28 IM according to the BE of the Technical Provisions?
29 IM according to the BE of the Technical Provisions The Model: We are evaluating the BE of the Technical Provisions at 50% of default probability and we include it in our Balance Sheet in IFR s. It is easy to select the value (Claims Provisions SCR)at 99.5% This Model only answers the Cleims Provisions with any extreme scenario, including the catastrohic escenario. We know the methodology and the results wery well. It is easy to adapt and include a simple procedure to add the Premium SCR and the Lapse Risk. ADVANTATGES and LIMITATIONS Models in work and easy to adapt. Contrasted Models Defined by Internal Parameters. Lower SCR Volatility Specific Time Horizon: Only referred to a claims occurred before date Catastrophic Risk: Not easy to evaluate separetely with normal claims in the triangles
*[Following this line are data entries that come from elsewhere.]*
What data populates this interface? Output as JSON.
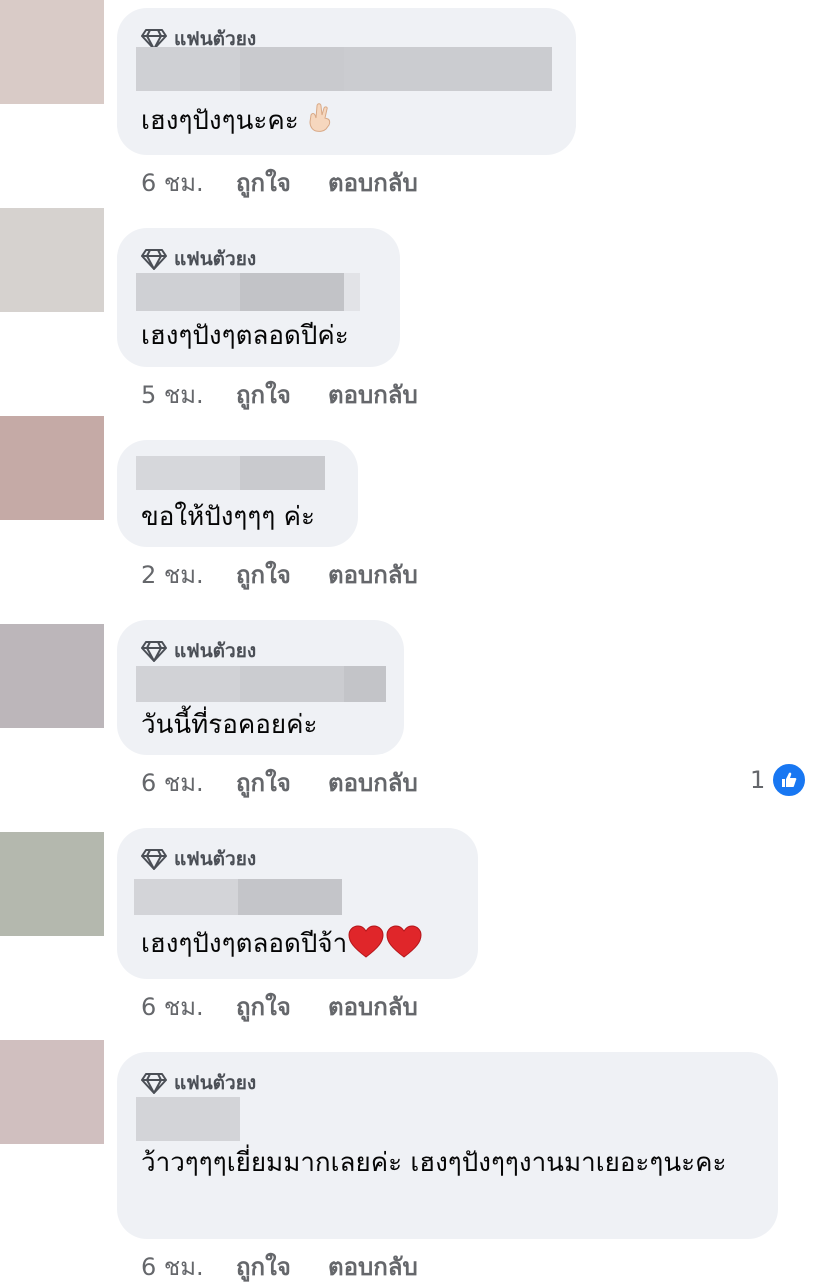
{
  "badge_label": "แฟนตัวยง",
  "comments": [
    {
      "text": "เฮงๆปังๆนะคะ",
      "time": "6 ชม.",
      "like": "ถูกใจ",
      "reply": "ตอบกลับ",
      "avatar_color": "#d9cbc7"
    },
    {
      "text": "เฮงๆปังๆตลอดปีค่ะ",
      "time": "5 ชม.",
      "like": "ถูกใจ",
      "reply": "ตอบกลับ",
      "avatar_color": "#d6d2cf"
    },
    {
      "text": "ขอให้ปังๆๆๆ ค่ะ",
      "time": "2 ชม.",
      "like": "ถูกใจ",
      "reply": "ตอบกลับ",
      "avatar_color": "#c5aaa6"
    },
    {
      "text": "วันนี้ที่รอคอยค่ะ",
      "time": "6 ชม.",
      "like": "ถูกใจ",
      "reply": "ตอบกลับ",
      "avatar_color": "#bcb6ba",
      "reaction_count": "1"
    },
    {
      "text": "เฮงๆปังๆตลอดปีจ้า",
      "time": "6 ชม.",
      "like": "ถูกใจ",
      "reply": "ตอบกลับ",
      "avatar_color": "#b4b8ae"
    },
    {
      "text": "ว้าวๆๆๆเยี่ยมมากเลยค่ะ เฮงๆปังๆๆงานมาเยอะๆนะคะ",
      "time": "6 ชม.",
      "like": "ถูกใจ",
      "reply": "ตอบกลับ",
      "avatar_color": "#d0bfbf"
    }
  ],
  "colors": {
    "bubble": "#eff1f5",
    "meta_text": "#65676b",
    "like_blue": "#1877f2",
    "heart_red": "#e0262a"
  },
  "icons": {
    "badge": "diamond-icon",
    "reaction": "thumbs-up-icon",
    "emoji_1": "crossed-fingers-emoji",
    "emoji_5": "red-heart-emoji"
  }
}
30 The time horizon Solvency II establish a 12 months Time Horizon: Consequently by the treatment of the catastrophic events, the Reinsurance contracts, or the Business strategies (the ORSA report) the Capital Models and the Enterprise Risk Management need to be coherent and all together point at longer time horizon ( 3 or 5 years depending on the author) (1). The present crisis is closing our access to the Financial Markets. A 12 months time horizon means if we have problems we need to close the business because even in the best case we don t have/found enough capital to cover the SCR (1) Diers D. (2011), Management Strategies in Milti-year Enterprise isk Management
31 Catastrophic Risk Basically two options - Included in the Model ( all internal models) As well as accepting the past explain the future If not, how can we include the effects of unknow events? - Evaluating separatly ( standard formula) In our practice, it was absolutely impossible to segregate the catastrophic events from our data.
32 Conclusions after analysis The Standard Formula is not a Baseline Reference There are enough evidence to give as the idea we can reduce the SCR wide range The Time Horizon need to be adapted according to the companies policies and the capital market and to be coherent with ORSA The treatment of the Catastrophic risk need to be defined with realistic scenarios take care with Double accounting and -- please not to use as a capital add-on
33 Next steps Next steps toward Underwriting Credit Insurance Risk 1.- Evaluate All Models one by one 2.- Suggest the changes to introduce in each model in order to reduce the wide range of SCR 3- To propose a new time horizon according to the Internal Models, the companies policies and the ORSA 4.- To propose a complementary definition of Catastrophic Risk acording the Internal models
34 SOLVENCY II UNDERWRITING CREDIT RISK MODELS By Juan Casanovas Arbo Thankyou for coming and for your time Dpto: Economía, Estadística y Economía Española Universitat de Barcelona